Can you imagine going a day without checking in on Instagram, Facebook or Twitter? Lots of people rely on social media to stay connected every day and the thought of not scrolling through their feeds seems impossible. Actor Tom Holland just announced that he’s stepping away from social media to focus on his mental health and experts say that kind of break could be beneficial to many of us.
While social media can be great for networking and keeping in contact with friends and loved ones, Dr. Shahla Modir, medical director at addiction treatment center All Points North Lodge Malibu, says spending too much time on these platforms is linked to depression, anxiety and stress. So how do you know if it’s time to take a break? Experts share the signs to look for and how to form healthier habits with social media.

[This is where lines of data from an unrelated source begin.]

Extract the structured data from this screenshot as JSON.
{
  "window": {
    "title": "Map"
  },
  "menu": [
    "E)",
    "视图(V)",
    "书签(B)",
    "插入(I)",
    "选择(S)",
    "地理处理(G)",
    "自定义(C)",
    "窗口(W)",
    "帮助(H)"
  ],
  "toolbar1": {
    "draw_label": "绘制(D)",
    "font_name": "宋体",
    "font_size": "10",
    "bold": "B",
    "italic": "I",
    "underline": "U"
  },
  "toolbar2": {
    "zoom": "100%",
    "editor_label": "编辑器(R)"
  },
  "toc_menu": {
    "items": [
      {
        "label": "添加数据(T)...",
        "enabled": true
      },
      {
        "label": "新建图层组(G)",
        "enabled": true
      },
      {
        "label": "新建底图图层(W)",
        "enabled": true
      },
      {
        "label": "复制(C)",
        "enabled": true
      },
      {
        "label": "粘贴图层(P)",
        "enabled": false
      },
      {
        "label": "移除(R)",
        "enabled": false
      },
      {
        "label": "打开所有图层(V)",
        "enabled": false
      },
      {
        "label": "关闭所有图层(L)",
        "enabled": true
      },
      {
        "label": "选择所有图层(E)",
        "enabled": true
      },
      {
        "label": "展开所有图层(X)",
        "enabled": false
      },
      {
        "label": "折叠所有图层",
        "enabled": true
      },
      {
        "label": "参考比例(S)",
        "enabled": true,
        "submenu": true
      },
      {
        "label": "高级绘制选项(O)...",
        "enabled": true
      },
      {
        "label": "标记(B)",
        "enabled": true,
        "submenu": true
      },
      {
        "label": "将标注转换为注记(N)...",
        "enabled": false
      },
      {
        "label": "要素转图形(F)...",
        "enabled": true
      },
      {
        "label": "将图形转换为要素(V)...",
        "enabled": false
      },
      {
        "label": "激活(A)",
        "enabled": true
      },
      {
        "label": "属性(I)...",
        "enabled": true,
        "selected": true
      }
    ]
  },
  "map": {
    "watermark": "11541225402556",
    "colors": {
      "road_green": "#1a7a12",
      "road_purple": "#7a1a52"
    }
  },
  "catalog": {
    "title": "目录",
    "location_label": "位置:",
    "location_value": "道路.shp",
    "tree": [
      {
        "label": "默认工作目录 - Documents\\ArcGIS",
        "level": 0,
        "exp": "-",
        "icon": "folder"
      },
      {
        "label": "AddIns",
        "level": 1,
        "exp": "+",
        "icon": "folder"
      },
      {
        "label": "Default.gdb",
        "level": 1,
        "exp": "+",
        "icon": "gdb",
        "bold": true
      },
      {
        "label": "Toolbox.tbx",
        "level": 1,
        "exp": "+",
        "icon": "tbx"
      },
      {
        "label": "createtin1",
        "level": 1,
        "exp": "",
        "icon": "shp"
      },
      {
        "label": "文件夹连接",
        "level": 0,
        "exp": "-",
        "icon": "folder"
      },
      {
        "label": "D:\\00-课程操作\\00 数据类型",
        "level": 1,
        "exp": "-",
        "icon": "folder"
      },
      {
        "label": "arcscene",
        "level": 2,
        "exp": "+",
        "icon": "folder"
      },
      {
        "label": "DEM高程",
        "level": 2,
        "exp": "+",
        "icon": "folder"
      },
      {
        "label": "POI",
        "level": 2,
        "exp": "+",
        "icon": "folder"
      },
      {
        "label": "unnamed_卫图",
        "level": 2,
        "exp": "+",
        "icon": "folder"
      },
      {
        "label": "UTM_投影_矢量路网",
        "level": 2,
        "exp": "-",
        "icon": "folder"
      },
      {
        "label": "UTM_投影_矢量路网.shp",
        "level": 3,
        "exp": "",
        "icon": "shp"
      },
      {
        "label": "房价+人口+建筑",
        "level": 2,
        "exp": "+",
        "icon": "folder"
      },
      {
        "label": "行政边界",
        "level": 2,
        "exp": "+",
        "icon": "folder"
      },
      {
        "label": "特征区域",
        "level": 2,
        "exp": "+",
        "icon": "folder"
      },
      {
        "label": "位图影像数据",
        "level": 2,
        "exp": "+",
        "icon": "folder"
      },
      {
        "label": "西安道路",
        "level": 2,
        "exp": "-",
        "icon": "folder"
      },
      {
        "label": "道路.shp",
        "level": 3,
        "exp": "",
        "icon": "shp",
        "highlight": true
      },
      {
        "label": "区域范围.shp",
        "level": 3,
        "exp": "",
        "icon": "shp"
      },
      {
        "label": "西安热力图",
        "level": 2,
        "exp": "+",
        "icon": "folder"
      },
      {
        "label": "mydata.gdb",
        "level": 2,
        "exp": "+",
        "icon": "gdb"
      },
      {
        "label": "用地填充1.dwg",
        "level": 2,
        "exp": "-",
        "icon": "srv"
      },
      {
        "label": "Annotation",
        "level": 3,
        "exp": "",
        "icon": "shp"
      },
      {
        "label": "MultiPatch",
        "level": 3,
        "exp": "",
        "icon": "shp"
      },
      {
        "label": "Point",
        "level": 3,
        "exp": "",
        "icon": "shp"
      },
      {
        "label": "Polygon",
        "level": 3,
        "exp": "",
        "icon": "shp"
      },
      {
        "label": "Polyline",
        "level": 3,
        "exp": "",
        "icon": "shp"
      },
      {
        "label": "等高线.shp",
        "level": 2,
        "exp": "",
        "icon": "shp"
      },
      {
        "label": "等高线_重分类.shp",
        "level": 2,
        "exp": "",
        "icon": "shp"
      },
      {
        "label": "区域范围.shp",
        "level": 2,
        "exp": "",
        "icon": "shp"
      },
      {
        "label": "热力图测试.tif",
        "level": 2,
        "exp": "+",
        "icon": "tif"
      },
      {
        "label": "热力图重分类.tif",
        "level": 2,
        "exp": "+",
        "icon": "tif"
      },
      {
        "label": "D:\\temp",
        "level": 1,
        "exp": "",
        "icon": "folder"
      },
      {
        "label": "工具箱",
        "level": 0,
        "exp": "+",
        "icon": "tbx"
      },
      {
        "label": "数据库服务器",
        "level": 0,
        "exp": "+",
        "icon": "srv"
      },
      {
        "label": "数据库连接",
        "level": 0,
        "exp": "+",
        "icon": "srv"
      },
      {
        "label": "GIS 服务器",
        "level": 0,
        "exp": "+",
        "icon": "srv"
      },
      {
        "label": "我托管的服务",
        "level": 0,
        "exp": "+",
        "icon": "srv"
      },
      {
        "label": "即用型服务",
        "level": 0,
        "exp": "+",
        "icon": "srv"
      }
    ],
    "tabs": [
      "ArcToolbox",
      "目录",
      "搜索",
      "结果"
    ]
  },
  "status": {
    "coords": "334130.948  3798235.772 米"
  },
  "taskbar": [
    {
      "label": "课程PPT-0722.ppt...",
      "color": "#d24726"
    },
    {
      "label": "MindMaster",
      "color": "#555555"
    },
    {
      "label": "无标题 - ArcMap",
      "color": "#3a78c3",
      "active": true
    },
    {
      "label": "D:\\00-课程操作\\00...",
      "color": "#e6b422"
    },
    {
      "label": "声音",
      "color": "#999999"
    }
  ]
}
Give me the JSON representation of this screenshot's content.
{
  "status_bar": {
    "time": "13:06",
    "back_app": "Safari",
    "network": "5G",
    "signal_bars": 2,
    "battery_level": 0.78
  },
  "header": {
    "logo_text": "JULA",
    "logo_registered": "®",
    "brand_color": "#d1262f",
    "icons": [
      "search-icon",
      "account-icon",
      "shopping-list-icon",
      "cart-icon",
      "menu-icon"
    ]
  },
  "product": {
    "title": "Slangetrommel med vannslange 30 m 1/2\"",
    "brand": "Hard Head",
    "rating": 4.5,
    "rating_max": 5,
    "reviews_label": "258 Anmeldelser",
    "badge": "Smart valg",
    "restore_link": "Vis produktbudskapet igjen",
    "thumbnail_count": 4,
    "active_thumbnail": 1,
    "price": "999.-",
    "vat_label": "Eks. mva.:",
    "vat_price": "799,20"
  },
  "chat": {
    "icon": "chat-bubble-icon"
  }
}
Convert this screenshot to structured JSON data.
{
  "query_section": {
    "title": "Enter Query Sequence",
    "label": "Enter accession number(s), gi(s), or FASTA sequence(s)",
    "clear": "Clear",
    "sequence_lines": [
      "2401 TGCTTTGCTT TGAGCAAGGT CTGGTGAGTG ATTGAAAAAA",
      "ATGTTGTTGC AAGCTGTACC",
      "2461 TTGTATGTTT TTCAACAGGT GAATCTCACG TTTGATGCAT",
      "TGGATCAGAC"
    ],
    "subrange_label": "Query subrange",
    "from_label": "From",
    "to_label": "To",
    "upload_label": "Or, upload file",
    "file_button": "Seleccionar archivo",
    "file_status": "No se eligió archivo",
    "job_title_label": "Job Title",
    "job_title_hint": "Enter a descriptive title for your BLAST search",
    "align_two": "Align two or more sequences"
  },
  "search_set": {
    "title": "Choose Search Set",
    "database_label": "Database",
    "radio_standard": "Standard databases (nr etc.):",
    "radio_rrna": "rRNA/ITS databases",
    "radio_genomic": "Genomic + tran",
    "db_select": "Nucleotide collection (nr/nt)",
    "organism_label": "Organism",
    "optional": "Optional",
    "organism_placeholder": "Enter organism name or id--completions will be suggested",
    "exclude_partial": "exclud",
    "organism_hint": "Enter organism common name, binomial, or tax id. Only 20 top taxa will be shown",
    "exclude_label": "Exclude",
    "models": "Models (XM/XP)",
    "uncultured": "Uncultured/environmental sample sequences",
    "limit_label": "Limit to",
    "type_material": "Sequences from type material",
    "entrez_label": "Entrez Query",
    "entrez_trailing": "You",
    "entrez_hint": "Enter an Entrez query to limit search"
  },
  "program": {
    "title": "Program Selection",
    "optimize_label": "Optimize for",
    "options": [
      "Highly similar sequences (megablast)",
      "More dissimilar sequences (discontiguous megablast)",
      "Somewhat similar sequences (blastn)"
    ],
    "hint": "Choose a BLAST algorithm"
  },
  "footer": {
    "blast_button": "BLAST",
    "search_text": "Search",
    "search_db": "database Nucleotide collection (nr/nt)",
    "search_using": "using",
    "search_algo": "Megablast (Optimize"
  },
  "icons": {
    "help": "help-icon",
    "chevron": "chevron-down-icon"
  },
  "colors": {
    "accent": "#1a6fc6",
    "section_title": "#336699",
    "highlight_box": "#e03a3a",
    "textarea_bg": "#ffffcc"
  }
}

- If you’re comparing yourself to others online - “FOMO can trigger feelings of anxiety,” Modir explains. “The highlights people present are interpreted as their real life and not their ‘reel life.’”
- If you’re compulsively checking your phone - Constantly checking your phone for notifications and likes is another red flag.
- If your real-life interactions are suffering - This can include people in your life complaining about how much you use social media or skipping out on social interactions with friends and family so you can spend more time on social media.
- If you start viewing yourself negatively - If social media is causing you to view yourself in a negative light, causes feelings of worthlessness, hopelessness or depression, counselor Jermaine Graves says it’s time to take a break.
To find healthy balance with social media:
- Create boundaries, like limiting how much time you spend on social media in a day.
- Try turning off notifications so they don’t distract you throughout the day.
- Take a digital fast, start by stepping away from your screens for an hour a day.
- Get outside for fresh air and sunshine when you’re not sitting and scrolling.
- Have a plan for your break so you replace social media time with something meaningful, like a hobby, reading, exercise or quality time with family.
Source: USA Today